━━━ DATA TO PROCESS ━━━

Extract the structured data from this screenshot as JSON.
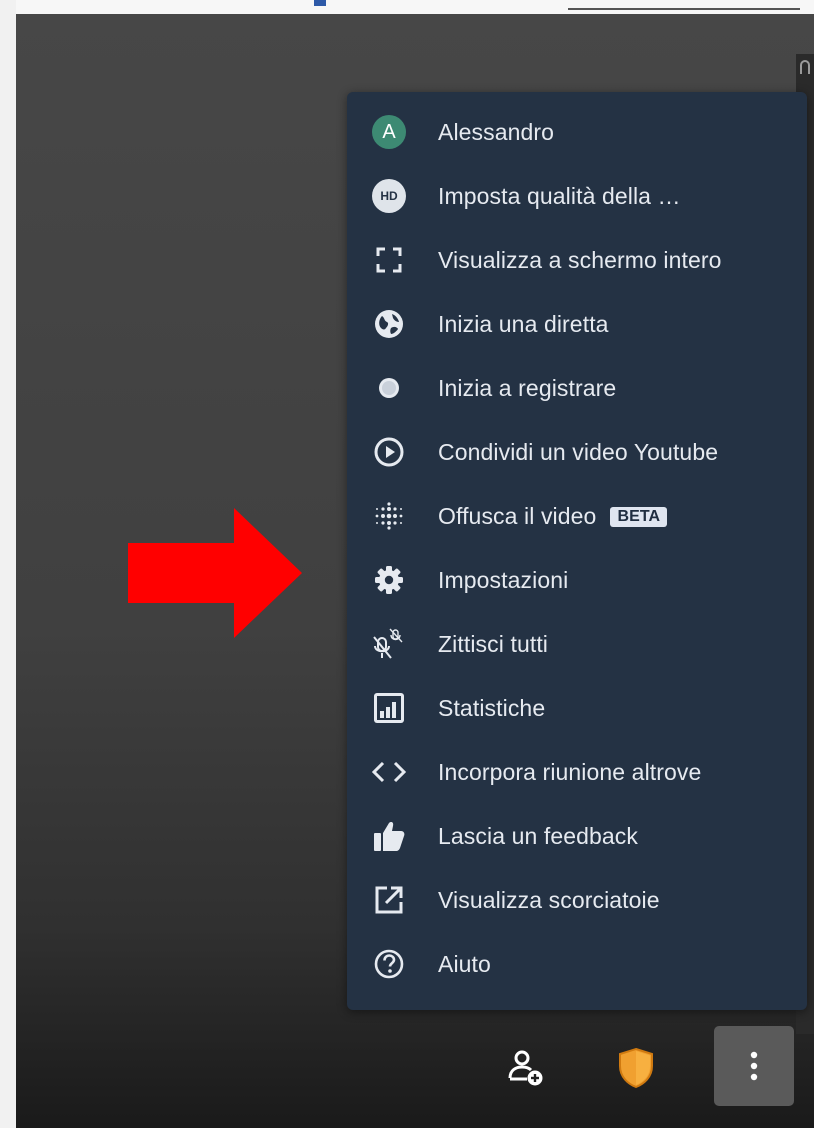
{
  "menu": {
    "items": [
      {
        "icon": "avatar-icon",
        "avatar_letter": "A",
        "label": "Alessandro"
      },
      {
        "icon": "hd-quality-icon",
        "badge_text": "HD",
        "label": "Imposta qualità della …"
      },
      {
        "icon": "fullscreen-icon",
        "label": "Visualizza a schermo intero"
      },
      {
        "icon": "globe-icon",
        "label": "Inizia una diretta"
      },
      {
        "icon": "record-icon",
        "label": "Inizia a registrare"
      },
      {
        "icon": "play-circle-icon",
        "label": "Condividi un video Youtube"
      },
      {
        "icon": "blur-dots-icon",
        "label": "Offusca il video",
        "badge": "BETA"
      },
      {
        "icon": "gear-icon",
        "label": "Impostazioni"
      },
      {
        "icon": "mute-all-icon",
        "label": "Zittisci tutti"
      },
      {
        "icon": "stats-chart-icon",
        "label": "Statistiche"
      },
      {
        "icon": "code-brackets-icon",
        "label": "Incorpora riunione altrove"
      },
      {
        "icon": "thumbs-up-icon",
        "label": "Lascia un feedback"
      },
      {
        "icon": "external-link-icon",
        "label": "Visualizza scorciatoie"
      },
      {
        "icon": "help-icon",
        "label": "Aiuto"
      }
    ]
  },
  "toolbar": {
    "buttons": [
      {
        "icon": "invite-person-icon"
      },
      {
        "icon": "security-shield-icon"
      },
      {
        "icon": "more-vertical-icon"
      }
    ]
  },
  "colors": {
    "menu_bg": "#243244",
    "menu_text": "#e6eaf0",
    "avatar": "#3d8a73",
    "shield": "#f0a030",
    "annotation_arrow": "#ff0000"
  }
}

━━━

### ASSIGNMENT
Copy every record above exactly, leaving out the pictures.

### ANSWER BOX
Extract the structured data from this screenshot as JSON.
{
  "menu": {
    "items": [
      {
        "icon": "avatar-icon",
        "avatar_letter": "A",
        "label": "Alessandro"
      },
      {
        "icon": "hd-quality-icon",
        "badge_text": "HD",
        "label": "Imposta qualità della …"
      },
      {
        "icon": "fullscreen-icon",
        "label": "Visualizza a schermo intero"
      },
      {
        "icon": "globe-icon",
        "label": "Inizia una diretta"
      },
      {
        "icon": "record-icon",
        "label": "Inizia a registrare"
      },
      {
        "icon": "play-circle-icon",
        "label": "Condividi un video Youtube"
      },
      {
        "icon": "blur-dots-icon",
        "label": "Offusca il video",
        "badge": "BETA"
      },
      {
        "icon": "gear-icon",
        "label": "Impostazioni"
      },
      {
        "icon": "mute-all-icon",
        "label": "Zittisci tutti"
      },
      {
        "icon": "stats-chart-icon",
        "label": "Statistiche"
      },
      {
        "icon": "code-brackets-icon",
        "label": "Incorpora riunione altrove"
      },
      {
        "icon": "thumbs-up-icon",
        "label": "Lascia un feedback"
      },
      {
        "icon": "external-link-icon",
        "label": "Visualizza scorciatoie"
      },
      {
        "icon": "help-icon",
        "label": "Aiuto"
      }
    ]
  },
  "toolbar": {
    "buttons": [
      {
        "icon": "invite-person-icon"
      },
      {
        "icon": "security-shield-icon"
      },
      {
        "icon": "more-vertical-icon"
      }
    ]
  },
  "colors": {
    "menu_bg": "#243244",
    "menu_text": "#e6eaf0",
    "avatar": "#3d8a73",
    "shield": "#f0a030",
    "annotation_arrow": "#ff0000"
  }
}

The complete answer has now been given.